The hint is in the name. The vast majority of deep sky images are exactly that, pretty pictures. Theres no scientific rationale for taking them and no need for the person doing so to worry about gamma stretching or sharpening – its about showing the structures and elegance in an object in a tasteful and appealing way. Look at how many people return to an object (such as M42 or M16) every few years because improved skills, location or instrument mean they will be able to pick out more detail or create an image more eye catching. The target itself has not changed. It is a quest to get the maximum performance from the kit you can afford: we all know that if we had a PlaneWave 24″ in Chile, an Andor camera and unlimited time on it we could take better pictures, but most of us cannot afford one, so we strive to do the best we can.
With planets its also about detecting features (dust storm, cloud feature, polar cap) but, they change which makes life much more interesting.
Its the change aspect that makes variable stars, the Sun, aurora, meteors and comets interesting too. Its why I spend most my nights chasing variable nebulae.

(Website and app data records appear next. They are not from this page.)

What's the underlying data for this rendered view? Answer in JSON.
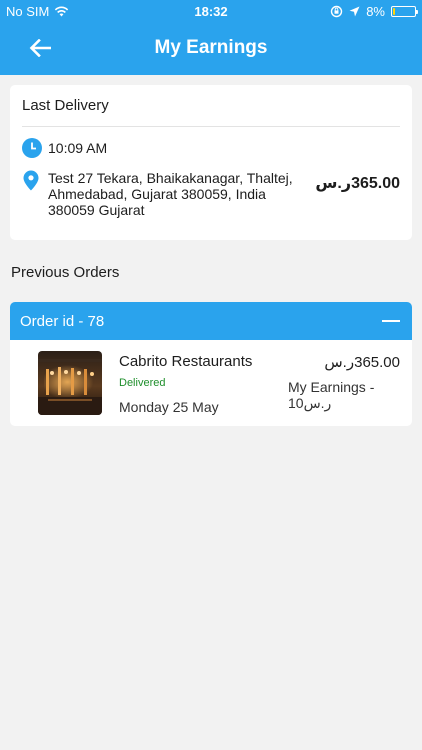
{
  "status_bar": {
    "carrier": "No SIM",
    "time": "18:32",
    "battery_percent": "8%",
    "battery_level": 0.08,
    "battery_color": "#ffd60a",
    "icons": [
      "wifi-icon",
      "orientation-lock-icon",
      "location-arrow-icon",
      "battery-icon"
    ]
  },
  "header": {
    "title": "My Earnings",
    "back_icon": "back-arrow-icon",
    "background": "#2aa3ed"
  },
  "last_delivery": {
    "title": "Last Delivery",
    "time": "10:09 AM",
    "address": "Test 27 Tekara, Bhaikakanagar, Thaltej, Ahmedabad, Gujarat 380059, India 380059 Gujarat",
    "amount": "365.00ر.س",
    "icons": [
      "clock-icon",
      "location-pin-icon"
    ]
  },
  "previous_orders": {
    "heading": "Previous Orders",
    "orders": [
      {
        "order_id": "Order id - 78",
        "restaurant": "Cabrito Restaurants",
        "status": "Delivered",
        "date": "Monday 25 May",
        "amount": "365.00ر.س",
        "earnings_label": "My Earnings - ",
        "earnings_value": "ر.س10",
        "status_color": "#1f8f2c"
      }
    ]
  },
  "colors": {
    "accent": "#2aa3ed",
    "background": "#f2f2f2"
  }
}
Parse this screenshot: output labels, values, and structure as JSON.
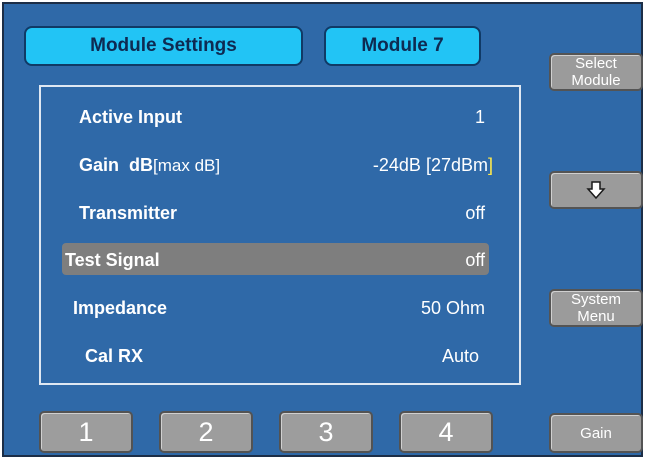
{
  "header": {
    "title": "Module Settings",
    "module": "Module 7"
  },
  "settings": [
    {
      "label": "Active Input",
      "value": "1"
    },
    {
      "label_bold": "Gain  dB",
      "label_sub": "[max dB]",
      "value_main": "-24dB [27dBm",
      "value_bracket": "]"
    },
    {
      "label": "Transmitter",
      "value": "off"
    },
    {
      "label": "Test Signal",
      "value": "off",
      "selected": true
    },
    {
      "label": "Impedance",
      "value": "50 Ohm"
    },
    {
      "label": "Cal RX",
      "value": "Auto"
    }
  ],
  "side_buttons": {
    "select_module_line1": "Select",
    "select_module_line2": "Module",
    "down": "down-arrow-icon",
    "system_menu_line1": "System",
    "system_menu_line2": "Menu",
    "gain": "Gain"
  },
  "number_buttons": [
    "1",
    "2",
    "3",
    "4"
  ],
  "colors": {
    "background": "#2f69a8",
    "header_button": "#22c4f5",
    "highlight": "#7e7e7e",
    "selected_text": "#ffe94a",
    "button_gray": "#9b9b9b"
  }
}
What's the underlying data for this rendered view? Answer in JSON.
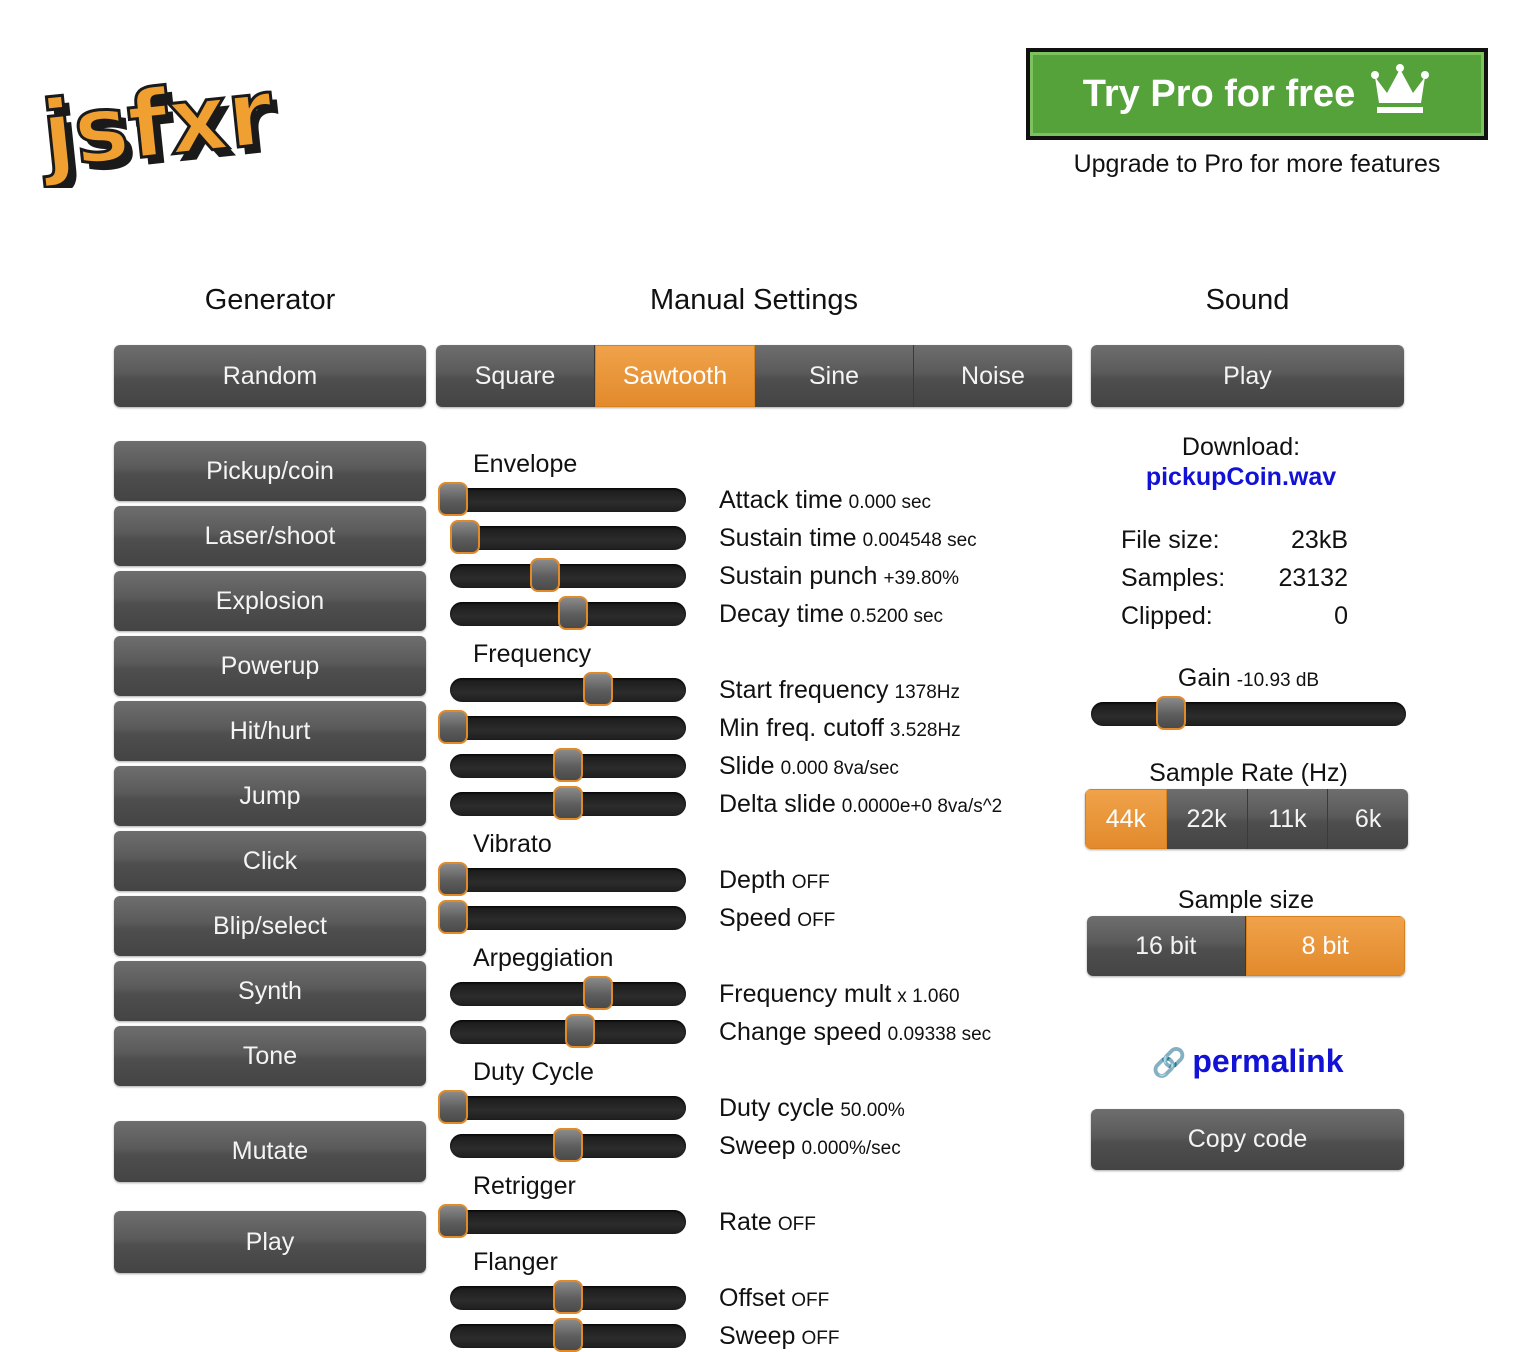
{
  "logo": {
    "text": "jsfxr"
  },
  "pro": {
    "button_label": "Try Pro for free",
    "subtitle": "Upgrade to Pro for more features"
  },
  "columns": {
    "generator": "Generator",
    "manual": "Manual Settings",
    "sound": "Sound"
  },
  "generator": {
    "random": "Random",
    "presets": [
      "Pickup/coin",
      "Laser/shoot",
      "Explosion",
      "Powerup",
      "Hit/hurt",
      "Jump",
      "Click",
      "Blip/select",
      "Synth",
      "Tone"
    ],
    "mutate": "Mutate",
    "play": "Play"
  },
  "waveforms": {
    "items": [
      "Square",
      "Sawtooth",
      "Sine",
      "Noise"
    ],
    "selected": "Sawtooth"
  },
  "groups": {
    "envelope": "Envelope",
    "frequency": "Frequency",
    "vibrato": "Vibrato",
    "arpeggiation": "Arpeggiation",
    "duty": "Duty Cycle",
    "retrigger": "Retrigger",
    "flanger": "Flanger"
  },
  "params": [
    {
      "label": "Attack time",
      "value": "0.000 sec",
      "level": 0.0
    },
    {
      "label": "Sustain time",
      "value": "0.004548 sec",
      "level": 0.05
    },
    {
      "label": "Sustain punch",
      "value": "+39.80%",
      "level": 0.4
    },
    {
      "label": "Decay time",
      "value": "0.5200 sec",
      "level": 0.52
    },
    {
      "label": "Start frequency",
      "value": "1378Hz",
      "level": 0.63
    },
    {
      "label": "Min freq. cutoff",
      "value": "3.528Hz",
      "level": 0.0
    },
    {
      "label": "Slide",
      "value": "0.000 8va/sec",
      "level": 0.5
    },
    {
      "label": "Delta slide",
      "value": "0.0000e+0 8va/s^2",
      "level": 0.5
    },
    {
      "label": "Depth",
      "value": "OFF",
      "level": 0.0
    },
    {
      "label": "Speed",
      "value": "OFF",
      "level": 0.0
    },
    {
      "label": "Frequency mult",
      "value": "x 1.060",
      "level": 0.63
    },
    {
      "label": "Change speed",
      "value": "0.09338 sec",
      "level": 0.55
    },
    {
      "label": "Duty cycle",
      "value": "50.00%",
      "level": 0.0
    },
    {
      "label": "Sweep",
      "value": "0.000%/sec",
      "level": 0.5
    },
    {
      "label": "Rate",
      "value": "OFF",
      "level": 0.0
    },
    {
      "label": "Offset",
      "value": "OFF",
      "level": 0.5
    },
    {
      "label": "Sweep",
      "value": "OFF",
      "level": 0.5
    }
  ],
  "sound": {
    "play": "Play",
    "download_label": "Download:",
    "download_file": "pickupCoin.wav",
    "file_size_label": "File size:",
    "file_size": "23kB",
    "samples_label": "Samples:",
    "samples": "23132",
    "clipped_label": "Clipped:",
    "clipped": "0",
    "gain_label": "Gain",
    "gain_value": "-10.93 dB",
    "gain_level": 0.25,
    "sample_rate_label": "Sample Rate (Hz)",
    "sample_rates": [
      "44k",
      "22k",
      "11k",
      "6k"
    ],
    "sample_rate_selected": "44k",
    "sample_size_label": "Sample size",
    "sample_sizes": [
      "16 bit",
      "8 bit"
    ],
    "sample_size_selected": "8 bit",
    "permalink": "permalink",
    "copy_code": "Copy code"
  },
  "colors": {
    "accent": "#e8902f",
    "pro_green": "#56a23a",
    "link": "#1212d6"
  }
}
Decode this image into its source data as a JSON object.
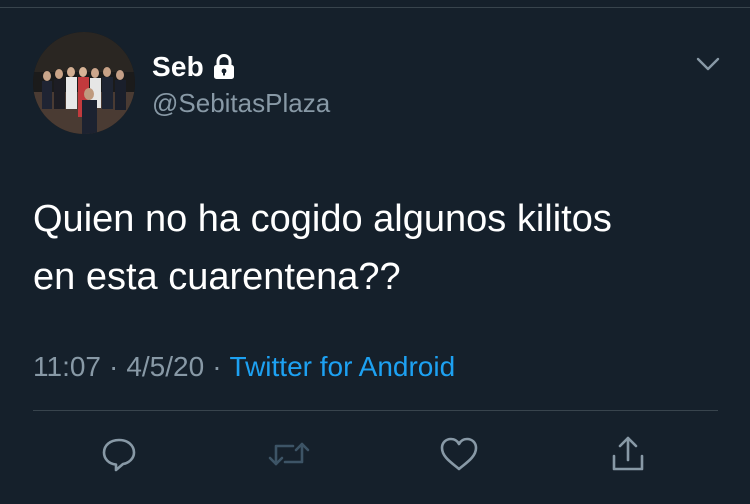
{
  "user": {
    "display_name": "Seb",
    "handle": "@SebitasPlaza",
    "protected_icon": "lock-icon"
  },
  "tweet": {
    "text_line1": "Quien no ha cogido algunos kilitos",
    "text_line2": "en esta cuarentena??",
    "time": "11:07",
    "date": "4/5/20",
    "source": "Twitter for Android",
    "separator": "·"
  },
  "actions": {
    "icons": [
      "reply-icon",
      "retweet-icon",
      "like-icon",
      "share-icon"
    ],
    "retweet_state": "disabled"
  },
  "colors": {
    "background": "#15202b",
    "primary_text": "#ffffff",
    "secondary_text": "#8899a6",
    "link": "#1da1f2",
    "divider": "#38444d",
    "retweet_disabled": "#3d5466"
  }
}
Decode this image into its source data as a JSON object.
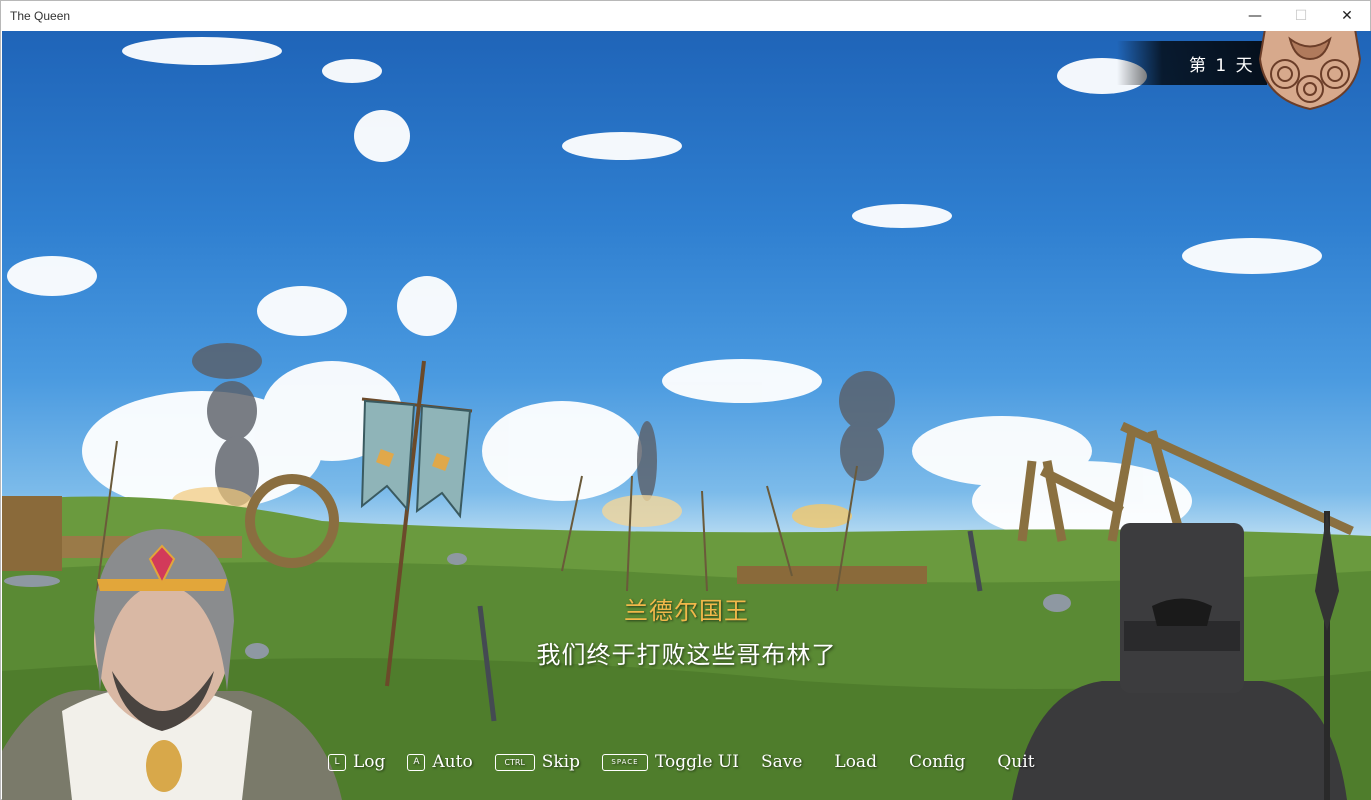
{
  "window": {
    "title": "The Queen",
    "minimize_glyph": "—",
    "maximize_glyph": "☐",
    "close_glyph": "✕"
  },
  "hud": {
    "day_label": "第 1 天"
  },
  "dialogue": {
    "speaker": "兰德尔国王",
    "text": "我们终于打败这些哥布林了"
  },
  "quick_menu": [
    {
      "key": "L",
      "label": "Log"
    },
    {
      "key": "A",
      "label": "Auto"
    },
    {
      "key": "CTRL",
      "label": "Skip"
    },
    {
      "key": "SPACE",
      "label": "Toggle UI"
    },
    {
      "label": "Save"
    },
    {
      "label": "Load"
    },
    {
      "label": "Config"
    },
    {
      "label": "Quit"
    }
  ],
  "colors": {
    "speaker_name": "#f1b84a",
    "sky": "#2f7fd0",
    "grass": "#5e8f3a"
  }
}
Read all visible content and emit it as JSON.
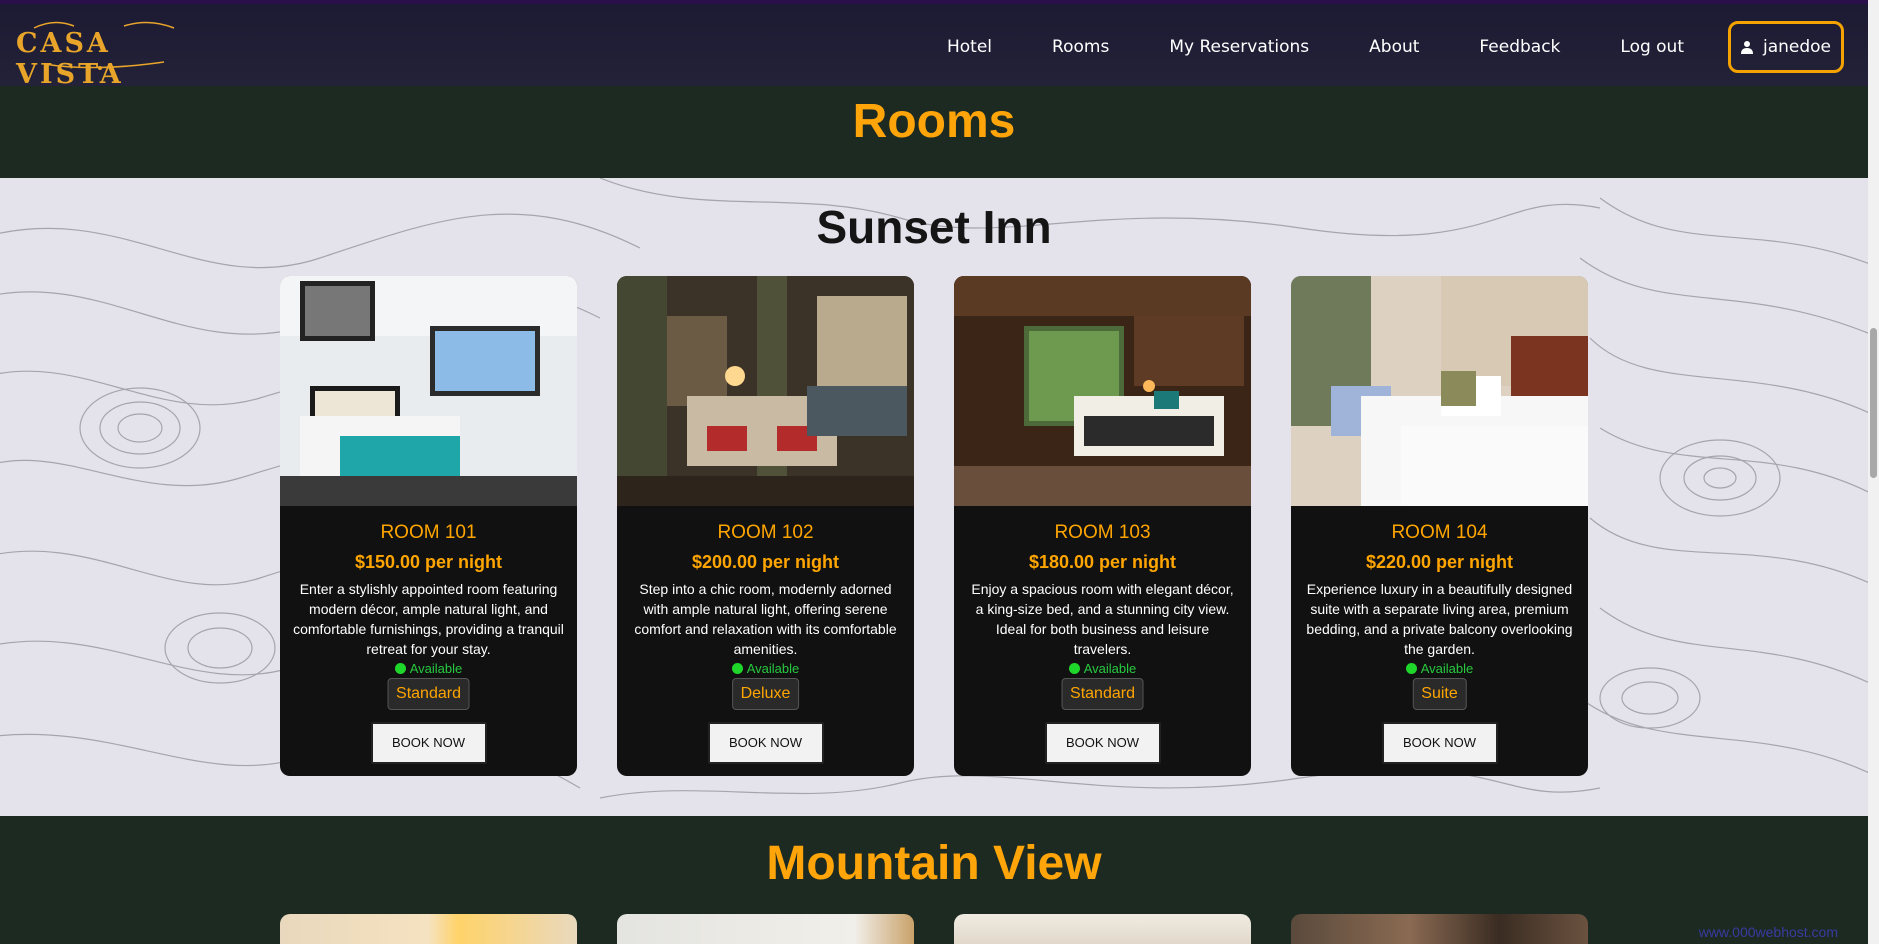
{
  "nav": {
    "logo_text": "CASA VISTA",
    "links": [
      "Hotel",
      "Rooms",
      "My Reservations",
      "About",
      "Feedback",
      "Log out"
    ],
    "username": "janedoe"
  },
  "page_title": "Rooms",
  "hotels": [
    {
      "name": "Sunset Inn",
      "rooms": [
        {
          "title": "ROOM 101",
          "price": "$150.00 per night",
          "description": "Enter a stylishly appointed room featuring modern décor, ample natural light, and comfortable furnishings, providing a tranquil retreat for your stay.",
          "status": "Available",
          "type": "Standard",
          "button": "BOOK NOW"
        },
        {
          "title": "ROOM 102",
          "price": "$200.00 per night",
          "description": "Step into a chic room, modernly adorned with ample natural light, offering serene comfort and relaxation with its comfortable amenities.",
          "status": "Available",
          "type": "Deluxe",
          "button": "BOOK NOW"
        },
        {
          "title": "ROOM 103",
          "price": "$180.00 per night",
          "description": "Enjoy a spacious room with elegant décor, a king-size bed, and a stunning city view. Ideal for both business and leisure travelers.",
          "status": "Available",
          "type": "Standard",
          "button": "BOOK NOW"
        },
        {
          "title": "ROOM 104",
          "price": "$220.00 per night",
          "description": "Experience luxury in a beautifully designed suite with a separate living area, premium bedding, and a private balcony overlooking the garden.",
          "status": "Available",
          "type": "Suite",
          "button": "BOOK NOW"
        }
      ]
    },
    {
      "name": "Mountain View"
    }
  ],
  "broken_image_alt": "www.000webhost.com",
  "colors": {
    "accent": "#ffa500",
    "nav_bg": "#1d1a33",
    "band_bg": "#1c2a22",
    "available": "#1fd62a"
  }
}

I have seen people post pics in the BAA Gallery that were clearly composites and they have not mentioned it. That I must admit to disliking.